Blood spots do not indicate a fertilized egg (I don't have a rooster so that would be a big surprise). If desired, the spot can be removed with the tip of a clean knife prior to cooking.
No, the egg is not contaminated. You can’t see bacteria with the naked eye.

These eggs are safe to eat.

For some reason now that the hens are laying again, I've had some eggs with blood spots. It's good to know I can still eat them but thank goodness I have enough I don't have to eat those eggs (I know - there's starving folks out there that would love these eggs but Lily needs an egg now and then too).

Thursday, February 4, 2010

Heart Quilt

This is a quilt I started working on at our bee meeting in January - all that's left is putting on the binding and a label. The background fabric is white with pink dots and all the other fabrics have hearts in some shape or form, one red and one green with hearts, and a couple of pink stripes. And a couple of reds with hearts too.

The backing is a dark brown with cute little birdhouses and pink hearts and pink birds. I've had the backing fabric for many years and all the other fabrics were from my stash.

The pattern was a freebie from the MODA website - Posh by Chez Moi.

Tuesday, February 2, 2010

Cleaning House

NO - not that kind of cleaning house - the bees!
And they were working hard yesterday afternoon (Mon) even with weather in the 40's. There was a good amount of dead bees in front of Hive #4 but not as many for the hives.
The Swarm '09 Hive had some bees bringing in pollen - unfortunately this bee didn't make it back to the hive in time.
The bees were flying all over the garden looking for pollen.

Monday, February 1, 2010


Lots of snow and ice on the greenhouse.

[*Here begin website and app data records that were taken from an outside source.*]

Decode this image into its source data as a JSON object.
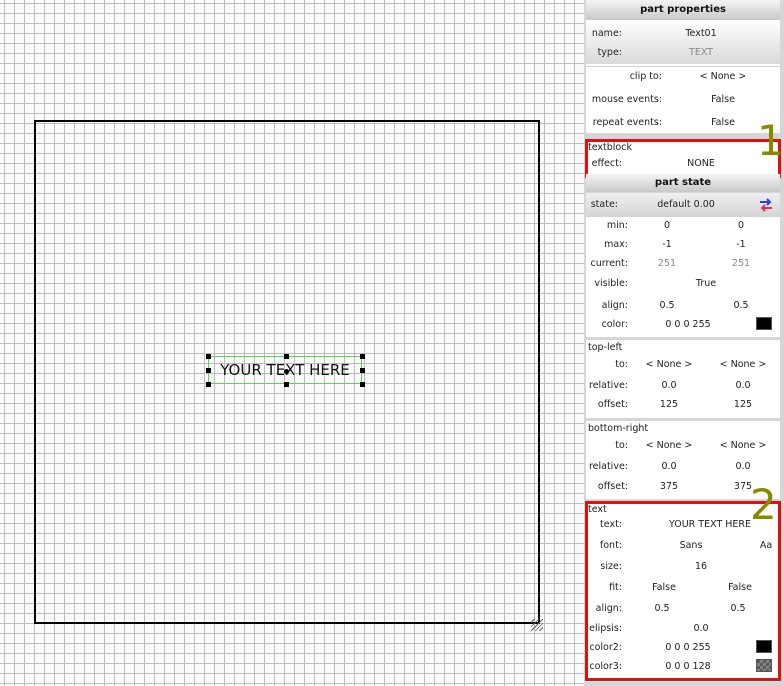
{
  "canvas": {
    "text_part_label": "YOUR TEXT HERE"
  },
  "part_properties": {
    "title": "part properties",
    "name_label": "name:",
    "name_value": "Text01",
    "type_label": "type:",
    "type_value": "TEXT",
    "clip_to_label": "clip to:",
    "clip_to_value": "< None >",
    "mouse_events_label": "mouse events:",
    "mouse_events_value": "False",
    "repeat_events_label": "repeat events:",
    "repeat_events_value": "False"
  },
  "textblock": {
    "title": "textblock",
    "effect_label": "effect:",
    "effect_value": "NONE",
    "callout": "1"
  },
  "part_state": {
    "title": "part state",
    "state_label": "state:",
    "state_value": "default 0.00",
    "min_label": "min:",
    "min_x": "0",
    "min_y": "0",
    "max_label": "max:",
    "max_x": "-1",
    "max_y": "-1",
    "current_label": "current:",
    "current_x": "251",
    "current_y": "251",
    "visible_label": "visible:",
    "visible_value": "True",
    "align_label": "align:",
    "align_x": "0.5",
    "align_y": "0.5",
    "color_label": "color:",
    "color_value": "0 0 0 255",
    "color_swatch": "#000000"
  },
  "top_left": {
    "title": "top-left",
    "to_label": "to:",
    "to_x": "< None >",
    "to_y": "< None >",
    "relative_label": "relative:",
    "relative_x": "0.0",
    "relative_y": "0.0",
    "offset_label": "offset:",
    "offset_x": "125",
    "offset_y": "125"
  },
  "bottom_right": {
    "title": "bottom-right",
    "to_label": "to:",
    "to_x": "< None >",
    "to_y": "< None >",
    "relative_label": "relative:",
    "relative_x": "0.0",
    "relative_y": "0.0",
    "offset_label": "offset:",
    "offset_x": "375",
    "offset_y": "375"
  },
  "text": {
    "title": "text",
    "text_label": "text:",
    "text_value": "YOUR TEXT HERE",
    "font_label": "font:",
    "font_value": "Sans",
    "font_button": "Aa",
    "size_label": "size:",
    "size_value": "16",
    "fit_label": "fit:",
    "fit_x": "False",
    "fit_y": "False",
    "align_label": "align:",
    "align_x": "0.5",
    "align_y": "0.5",
    "elipsis_label": "elipsis:",
    "elipsis_value": "0.0",
    "color2_label": "color2:",
    "color2_value": "0 0 0 255",
    "color2_swatch": "#000000",
    "color3_label": "color3:",
    "color3_value": "0 0 0 128",
    "color3_swatch": "#5a5a5a",
    "callout": "2"
  },
  "colors": {
    "highlight_box": "#e01010",
    "callout_text": "#8a8a00",
    "selection_border": "#5ed05e"
  }
}
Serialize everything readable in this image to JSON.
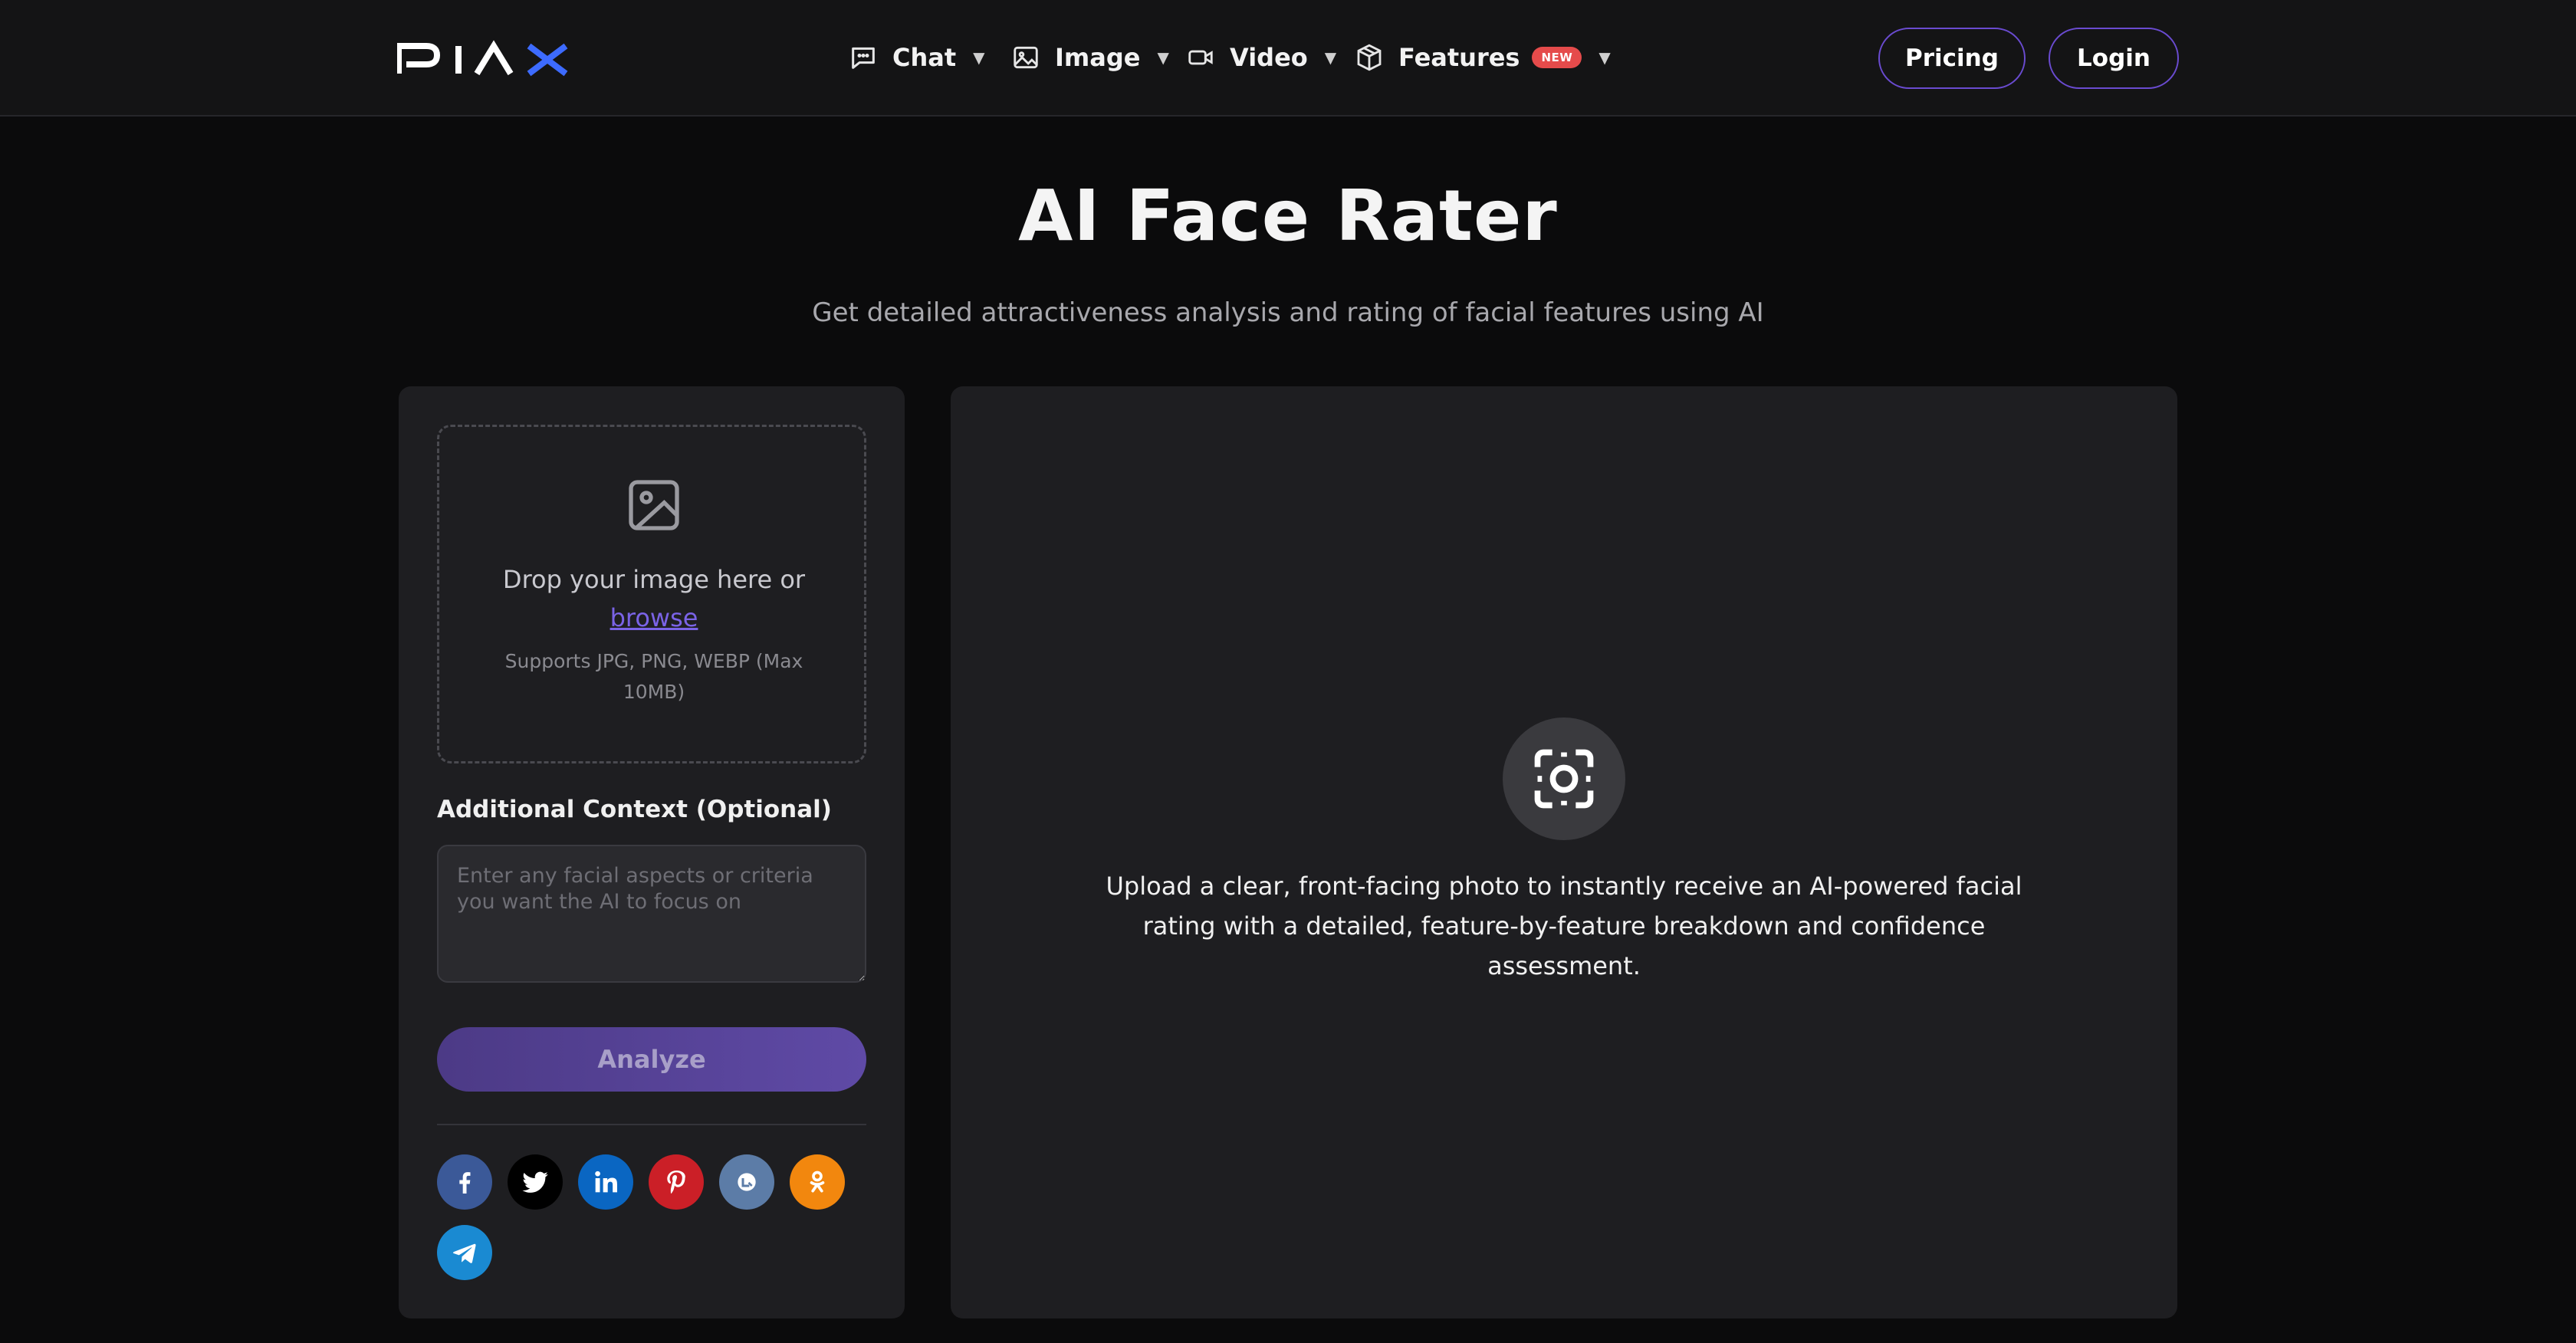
{
  "header": {
    "logo_text": "PIAX",
    "nav": {
      "chat": "Chat",
      "image": "Image",
      "video": "Video",
      "features": "Features",
      "features_badge": "NEW"
    },
    "pricing_label": "Pricing",
    "login_label": "Login"
  },
  "hero": {
    "title": "AI Face Rater",
    "subtitle": "Get detailed attractiveness analysis and rating of facial features using AI"
  },
  "upload": {
    "drop_text": "Drop your image here or",
    "browse_label": "browse",
    "hint": "Supports JPG, PNG, WEBP (Max 10MB)"
  },
  "context": {
    "label": "Additional Context (Optional)",
    "placeholder": "Enter any facial aspects or criteria you want the AI to focus on",
    "value": ""
  },
  "analyze_label": "Analyze",
  "social": [
    {
      "name": "facebook-icon",
      "color": "#3b5998"
    },
    {
      "name": "twitter-icon",
      "color": "#000000"
    },
    {
      "name": "linkedin-icon",
      "color": "#0a66c2"
    },
    {
      "name": "pinterest-icon",
      "color": "#cb1f27"
    },
    {
      "name": "livejournal-icon",
      "color": "#5c7ca7"
    },
    {
      "name": "odnoklassniki-icon",
      "color": "#f2870e"
    },
    {
      "name": "telegram-icon",
      "color": "#1a8ad2"
    }
  ],
  "result": {
    "placeholder_text": "Upload a clear, front-facing photo to instantly receive an AI-powered facial rating with a detailed, feature-by-feature breakdown and confidence assessment."
  },
  "colors": {
    "accent": "#6a4bd0",
    "link": "#7a63e6",
    "background": "#0b0b0c",
    "panel": "#1e1e21"
  }
}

I swept off as much as I could and let the sunshine melt the rest yesterday. It's supposed to be in the low 40's today but there's still a lot of snow and ice on the ground.